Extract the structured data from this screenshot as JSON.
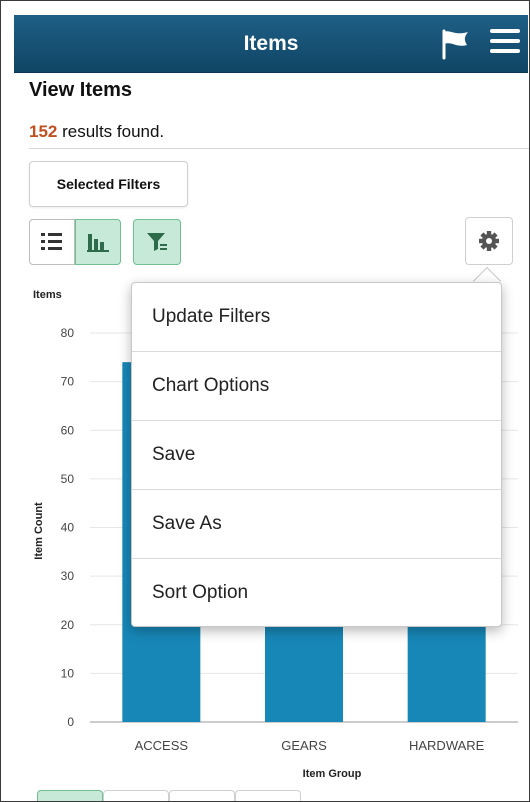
{
  "header": {
    "title": "Items",
    "flag_icon": "flag-icon",
    "menu_icon": "hamburger-menu-icon",
    "bg_color": "#14506f"
  },
  "page": {
    "title": "View Items",
    "result_count": "152",
    "result_suffix": " results found.",
    "selected_filters_label": "Selected Filters"
  },
  "toolbar": {
    "list_view_icon": "list-view-icon",
    "chart_view_icon": "bar-chart-icon",
    "filter_icon": "filter-icon",
    "settings_icon": "gear-icon",
    "active_color": "#c7ead8"
  },
  "popup_menu": {
    "items": [
      "Update Filters",
      "Chart Options",
      "Save",
      "Save As",
      "Sort Option"
    ]
  },
  "chart_data": {
    "type": "bar",
    "title": "Items",
    "xlabel": "Item Group",
    "ylabel": "Item Count",
    "categories": [
      "ACCESS",
      "GEARS",
      "HARDWARE"
    ],
    "values": [
      74,
      25,
      25
    ],
    "ylim": [
      0,
      80
    ],
    "yticks": [
      0,
      10,
      20,
      30,
      40,
      50,
      60,
      70,
      80
    ],
    "bar_color": "#1787b7",
    "grid": true
  }
}
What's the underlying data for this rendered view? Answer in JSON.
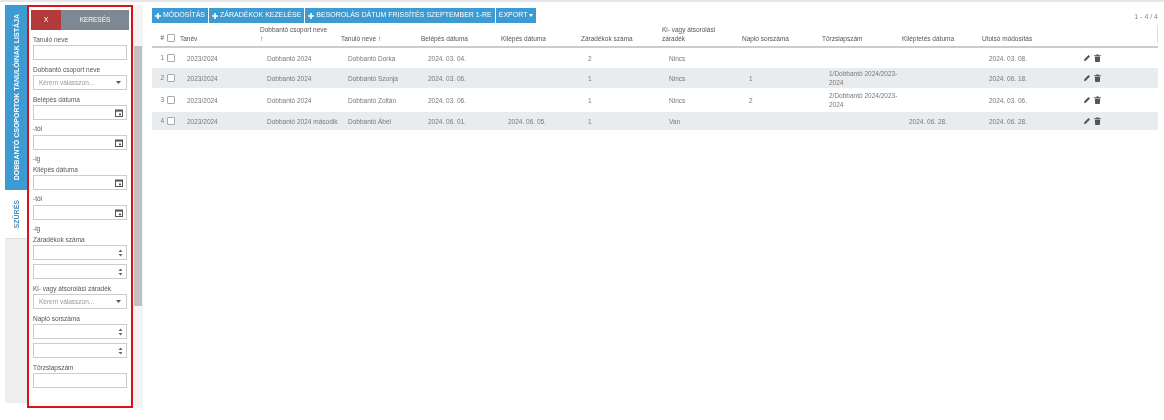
{
  "side_tabs": [
    {
      "label": "DOBBANTÓ CSOPORTOK TANULÓINAK LISTÁJA",
      "selected": true
    },
    {
      "label": "SZŰRÉS",
      "selected": false
    }
  ],
  "filter_panel": {
    "clear_button": "X",
    "search_button": "KERESÉS",
    "filters": [
      {
        "kind": "text",
        "label": "Tanuló neve"
      },
      {
        "kind": "select",
        "label": "Dobbantó csoport neve",
        "placeholder": "Kérem válasszon..."
      },
      {
        "kind": "date_range",
        "label": "Belépés dátuma",
        "from_label": "-tól",
        "to_label": "-ig"
      },
      {
        "kind": "date_range",
        "label": "Kilépés dátuma",
        "from_label": "-tól",
        "to_label": "-ig"
      },
      {
        "kind": "number_range",
        "label": "Záradékok száma"
      },
      {
        "kind": "select",
        "label": "Ki- vagy átsorolási záradék",
        "placeholder": "Kérem válasszon..."
      },
      {
        "kind": "number_range",
        "label": "Napló sorszáma"
      },
      {
        "kind": "text",
        "label": "Törzslapszám"
      }
    ]
  },
  "toolbar": [
    {
      "kind": "plus",
      "label": "MÓDOSÍTÁS"
    },
    {
      "kind": "plus",
      "label": "ZÁRADÉKOK KEZELÉSE"
    },
    {
      "kind": "plus",
      "label": "BESOROLÁS DÁTUM FRISSÍTÉS SZEPTEMBER 1-RE"
    },
    {
      "kind": "menu",
      "label": "EXPORT"
    }
  ],
  "pagination": "1 - 4 / 4",
  "table": {
    "select_all_checked": false,
    "columns": [
      {
        "label": "#"
      },
      {
        "label": "Tanév"
      },
      {
        "label": "Dobbantó csoport neve",
        "sort": "↑"
      },
      {
        "label": "Tanuló neve",
        "sort": "↑"
      },
      {
        "label": "Belépés dátuma"
      },
      {
        "label": "Kilépés dátuma"
      },
      {
        "label": "Záradékok száma"
      },
      {
        "label": "Ki- vagy átsorolási záradék"
      },
      {
        "label": "Napló sorszáma"
      },
      {
        "label": "Törzslapszám"
      },
      {
        "label": "Kiléptetés dátuma"
      },
      {
        "label": "Utolsó módosítás"
      }
    ],
    "rows": [
      {
        "checked": false,
        "cells": [
          "1",
          "2023/2024",
          "Dobbantó 2024",
          "Dobbantó Dorka",
          "2024. 03. 04.",
          "",
          "2",
          "Nincs",
          "",
          "",
          "",
          "2024. 03. 08."
        ]
      },
      {
        "checked": false,
        "cells": [
          "2",
          "2023/2024",
          "Dobbantó 2024",
          "Dobbantó Szonja",
          "2024. 03. 06.",
          "",
          "1",
          "Nincs",
          "1",
          "1/Dobbantó 2024/2023-2024",
          "",
          "2024. 06. 18."
        ]
      },
      {
        "checked": false,
        "cells": [
          "3",
          "2023/2024",
          "Dobbantó 2024",
          "Dobbantó Zoltán",
          "2024. 03. 06.",
          "",
          "1",
          "Nincs",
          "2",
          "2/Dobbantó 2024/2023-2024",
          "",
          "2024. 03. 06."
        ]
      },
      {
        "checked": false,
        "cells": [
          "4",
          "2023/2024",
          "Dobbantó 2024 második",
          "Dobbantó Ábel",
          "2024. 06. 01.",
          "2024. 06. 05.",
          "1",
          "Van",
          "",
          "",
          "2024. 06. 28.",
          "2024. 06. 28."
        ]
      }
    ]
  }
}
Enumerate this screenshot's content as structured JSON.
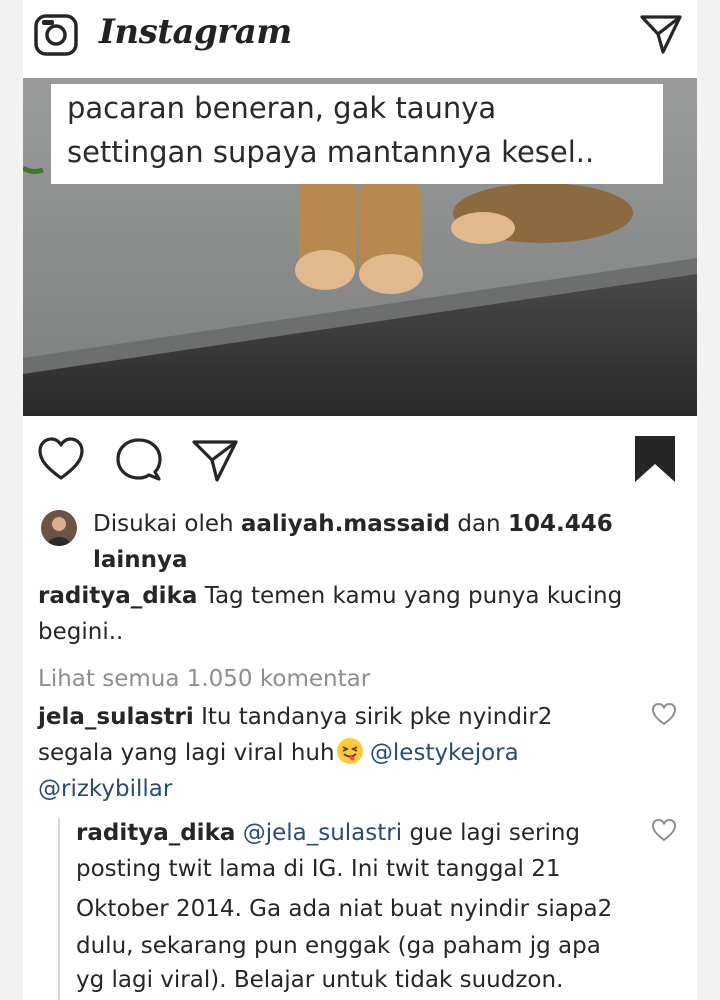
{
  "app": {
    "logo": "Instagram"
  },
  "post": {
    "image_caption_line1": "pacaran beneran, gak taunya",
    "image_caption_line2": "settingan supaya mantannya kesel..",
    "likes": {
      "prefix": "Disukai oleh",
      "user": "aaliyah.massaid",
      "connector": "dan",
      "count": "104.446",
      "suffix": "lainnya"
    },
    "author": "raditya_dika",
    "caption_line1": "Tag temen kamu yang punya kucing",
    "caption_line2": "begini..",
    "view_all_comments": "Lihat semua 1.050 komentar"
  },
  "comments": [
    {
      "user": "jela_sulastri",
      "line1": "Itu tandanya sirik pke nyindir2",
      "line2": "segala  yang lagi viral huh",
      "mention1": "@lestykejora",
      "mention2": "@rizkybillar"
    }
  ],
  "reply": {
    "user": "raditya_dika",
    "mention": "@jela_sulastri",
    "line1_rest": "gue lagi sering",
    "line2": "posting twit lama di IG. Ini twit tanggal  21",
    "line3": "Oktober 2014. Ga ada niat buat nyindir siapa2",
    "line4": "dulu, sekarang pun enggak (ga paham jg apa",
    "line5": "yg lagi viral). Belajar untuk tidak suudzon."
  },
  "icons": {
    "camera": "camera-icon",
    "direct": "paper-plane-icon",
    "like": "heart-icon",
    "comment": "speech-bubble-icon",
    "share": "paper-plane-icon",
    "save": "bookmark-icon",
    "emoji": "squinting-tongue-emoji"
  }
}
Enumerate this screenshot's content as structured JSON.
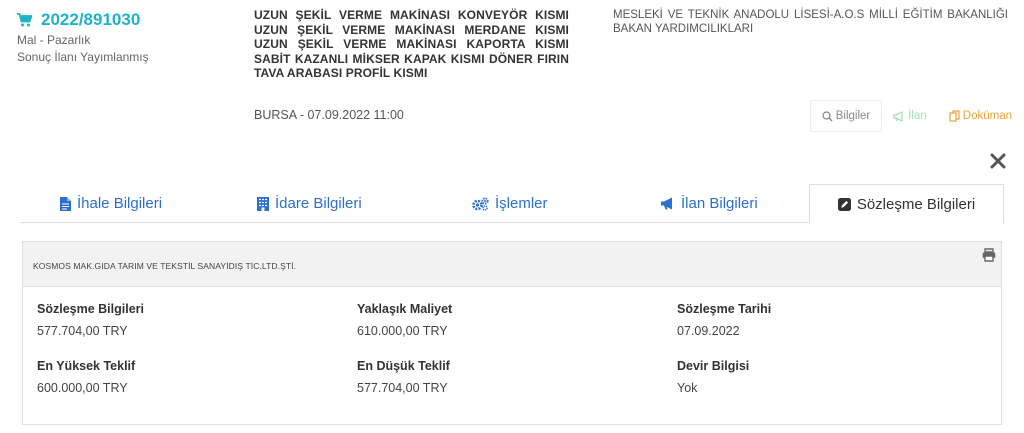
{
  "header": {
    "tender_id": "2022/891030",
    "category": "Mal - Pazarlık",
    "status": "Sonuç İlanı Yayımlanmış",
    "title": "UZUN ŞEKİL VERME MAKİNASI KONVEYÖR KISMI UZUN ŞEKİL VERME MAKİNASI MERDANE KISMI UZUN ŞEKİL VERME MAKİNASI KAPORTA KISMI SABİT KAZANLI MİKSER KAPAK KISMI DÖNER FIRIN TAVA ARABASI PROFİL KISMI",
    "place_date": "BURSA - 07.09.2022 11:00",
    "organization": "MESLEKİ VE TEKNİK ANADOLU LİSESİ-A.O.S MİLLİ EĞİTİM BAKANLIĞI BAKAN YARDIMCILIKLARI"
  },
  "actions": {
    "bilgiler": "Bilgiler",
    "ilan": "İlan",
    "dokuman": "Doküman"
  },
  "tabs": [
    {
      "label": "İhale Bilgileri",
      "icon": "file-icon"
    },
    {
      "label": "İdare Bilgileri",
      "icon": "building-icon"
    },
    {
      "label": "İşlemler",
      "icon": "gears-icon"
    },
    {
      "label": "İlan Bilgileri",
      "icon": "bullhorn-icon"
    },
    {
      "label": "Sözleşme Bilgileri",
      "icon": "edit-icon",
      "active": true
    }
  ],
  "contract": {
    "company": "KOSMOS MAK.GIDA TARIM VE TEKSTİL SANAYİDIŞ TİC.LTD.ŞTİ.",
    "fields": [
      {
        "label": "Sözleşme Bilgileri",
        "value": "577.704,00 TRY"
      },
      {
        "label": "Yaklaşık Maliyet",
        "value": "610.000,00 TRY"
      },
      {
        "label": "Sözleşme Tarihi",
        "value": "07.09.2022"
      },
      {
        "label": "En Yüksek Teklif",
        "value": "600.000,00 TRY"
      },
      {
        "label": "En Düşük Teklif",
        "value": "577.704,00 TRY"
      },
      {
        "label": "Devir Bilgisi",
        "value": "Yok"
      }
    ]
  },
  "colors": {
    "accent": "#1fb3c7",
    "tab_link": "#2d6fd0",
    "ilan_green": "#9fe0b4",
    "dokuman_orange": "#e8a23b"
  }
}
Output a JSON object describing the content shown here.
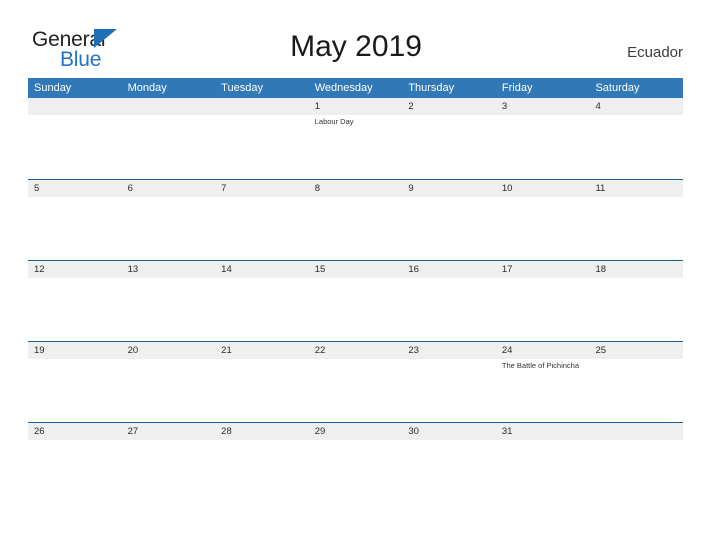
{
  "brand": {
    "word_one": "General",
    "word_two": "Blue",
    "triangle_icon": "triangle-icon"
  },
  "header": {
    "title": "May 2019",
    "region": "Ecuador"
  },
  "colors": {
    "header_blue": "#3178b7",
    "row_divider_blue": "#1f5d93",
    "date_band_gray": "#efefef",
    "brand_blue": "#2176c7",
    "brand_dark": "#231f20"
  },
  "calendar": {
    "weekdays": [
      "Sunday",
      "Monday",
      "Tuesday",
      "Wednesday",
      "Thursday",
      "Friday",
      "Saturday"
    ],
    "weeks": [
      {
        "days": [
          {
            "number": "",
            "events": []
          },
          {
            "number": "",
            "events": []
          },
          {
            "number": "",
            "events": []
          },
          {
            "number": "1",
            "events": [
              "Labour Day"
            ]
          },
          {
            "number": "2",
            "events": []
          },
          {
            "number": "3",
            "events": []
          },
          {
            "number": "4",
            "events": []
          }
        ]
      },
      {
        "days": [
          {
            "number": "5",
            "events": []
          },
          {
            "number": "6",
            "events": []
          },
          {
            "number": "7",
            "events": []
          },
          {
            "number": "8",
            "events": []
          },
          {
            "number": "9",
            "events": []
          },
          {
            "number": "10",
            "events": []
          },
          {
            "number": "11",
            "events": []
          }
        ]
      },
      {
        "days": [
          {
            "number": "12",
            "events": []
          },
          {
            "number": "13",
            "events": []
          },
          {
            "number": "14",
            "events": []
          },
          {
            "number": "15",
            "events": []
          },
          {
            "number": "16",
            "events": []
          },
          {
            "number": "17",
            "events": []
          },
          {
            "number": "18",
            "events": []
          }
        ]
      },
      {
        "days": [
          {
            "number": "19",
            "events": []
          },
          {
            "number": "20",
            "events": []
          },
          {
            "number": "21",
            "events": []
          },
          {
            "number": "22",
            "events": []
          },
          {
            "number": "23",
            "events": []
          },
          {
            "number": "24",
            "events": [
              "The Battle of Pichincha"
            ]
          },
          {
            "number": "25",
            "events": []
          }
        ]
      },
      {
        "days": [
          {
            "number": "26",
            "events": []
          },
          {
            "number": "27",
            "events": []
          },
          {
            "number": "28",
            "events": []
          },
          {
            "number": "29",
            "events": []
          },
          {
            "number": "30",
            "events": []
          },
          {
            "number": "31",
            "events": []
          },
          {
            "number": "",
            "events": []
          }
        ]
      }
    ]
  }
}
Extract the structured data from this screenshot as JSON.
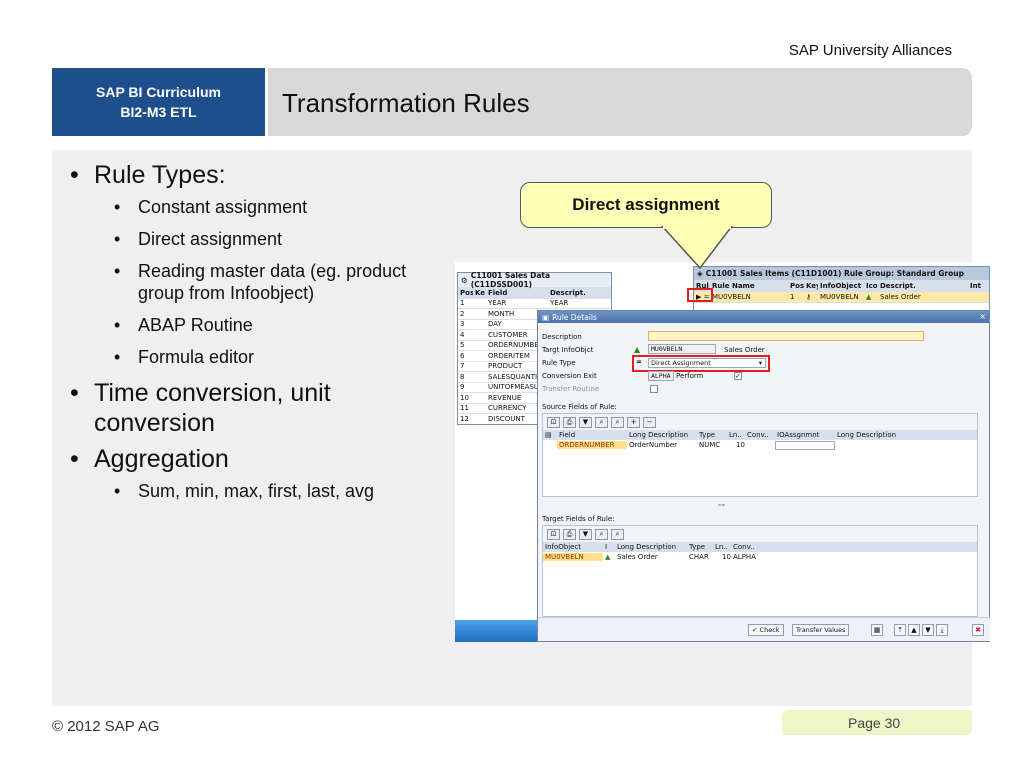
{
  "org": "SAP University Alliances",
  "curriculum": {
    "line1": "SAP BI Curriculum",
    "line2": "BI2-M3 ETL"
  },
  "title": "Transformation Rules",
  "bullets": {
    "rule_types": "Rule Types:",
    "rule_items": [
      "Constant assignment",
      "Direct assignment",
      "Reading master data (eg. product group from Infoobject)",
      "ABAP Routine",
      "Formula editor"
    ],
    "time_conv": "Time conversion, unit conversion",
    "aggregation": "Aggregation",
    "agg_items": [
      "Sum, min, max, first, last, avg"
    ]
  },
  "callout": "Direct assignment",
  "screenshot": {
    "source_title": "C11001 Sales Data (C11DSSD001)",
    "source_headers": [
      "Posi",
      "Ke",
      "Field",
      "Descript."
    ],
    "source_rows": [
      {
        "pos": "1",
        "field": "YEAR",
        "desc": "YEAR"
      },
      {
        "pos": "2",
        "field": "MONTH",
        "desc": ""
      },
      {
        "pos": "3",
        "field": "DAY",
        "desc": ""
      },
      {
        "pos": "4",
        "field": "CUSTOMER",
        "desc": ""
      },
      {
        "pos": "5",
        "field": "ORDERNUMBER",
        "desc": ""
      },
      {
        "pos": "6",
        "field": "ORDERITEM",
        "desc": ""
      },
      {
        "pos": "7",
        "field": "PRODUCT",
        "desc": ""
      },
      {
        "pos": "8",
        "field": "SALESQUANTITY",
        "desc": ""
      },
      {
        "pos": "9",
        "field": "UNITOFMEASURE",
        "desc": ""
      },
      {
        "pos": "10",
        "field": "REVENUE",
        "desc": ""
      },
      {
        "pos": "11",
        "field": "CURRENCY",
        "desc": ""
      },
      {
        "pos": "12",
        "field": "DISCOUNT",
        "desc": ""
      }
    ],
    "target_title": "C11001 Sales Items (C11D1001) Rule Group: Standard Group",
    "target_headers": [
      "Rul",
      "Rule Name",
      "Posi",
      "Key",
      "InfoObject",
      "Icor",
      "Descript.",
      "Int"
    ],
    "target_row": {
      "rule": "▶ =",
      "name": "MU0VBELN",
      "pos": "1",
      "key": "⚷",
      "io": "MU0VBELN",
      "desc": "Sales Order"
    },
    "dialog": {
      "title": "Rule Details",
      "close": "×",
      "labels": {
        "description": "Description",
        "target": "Targt InfoObjct",
        "rule_type": "Rule Type",
        "conv_exit": "Conversion Exit",
        "transfer": "Transfer Routine"
      },
      "target_value": "MU0VBELN",
      "target_desc": "Sales Order",
      "rule_type_value": "Direct Assignment",
      "rule_type_symbol": "=",
      "conv_value": "ALPHA",
      "conv_text": "Perform",
      "source_section": "Source Fields of Rule:",
      "source_headers": [
        "Field",
        "Long Description",
        "Type",
        "Ln..",
        "Conv..",
        "IOAssgnmnt",
        "Long Description"
      ],
      "source_row": {
        "field": "ORDERNUMBER",
        "long": "OrderNumber",
        "type": "NUMC",
        "len": "10"
      },
      "target_section": "Target Fields of Rule:",
      "target_headers": [
        "InfoObject",
        "I",
        "Long Description",
        "Type",
        "Ln..",
        "Conv.."
      ],
      "target_row": {
        "io": "MU0VBELN",
        "long": "Sales Order",
        "type": "CHAR",
        "len": "10",
        "conv": "ALPHA"
      },
      "buttons": {
        "check": "Check",
        "transfer": "Transfer Values"
      }
    }
  },
  "footer": {
    "copyright": "© 2012 SAP AG",
    "page": "Page 30"
  }
}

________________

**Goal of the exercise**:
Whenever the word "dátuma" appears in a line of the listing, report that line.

**Finished task**:
        "label": "Belépés dátuma",
        "label": "Kilépés dátuma",
        "label": "Belépés dátuma"
        "label": "Kilépés dátuma"
        "label": "Kiléptetés dátuma"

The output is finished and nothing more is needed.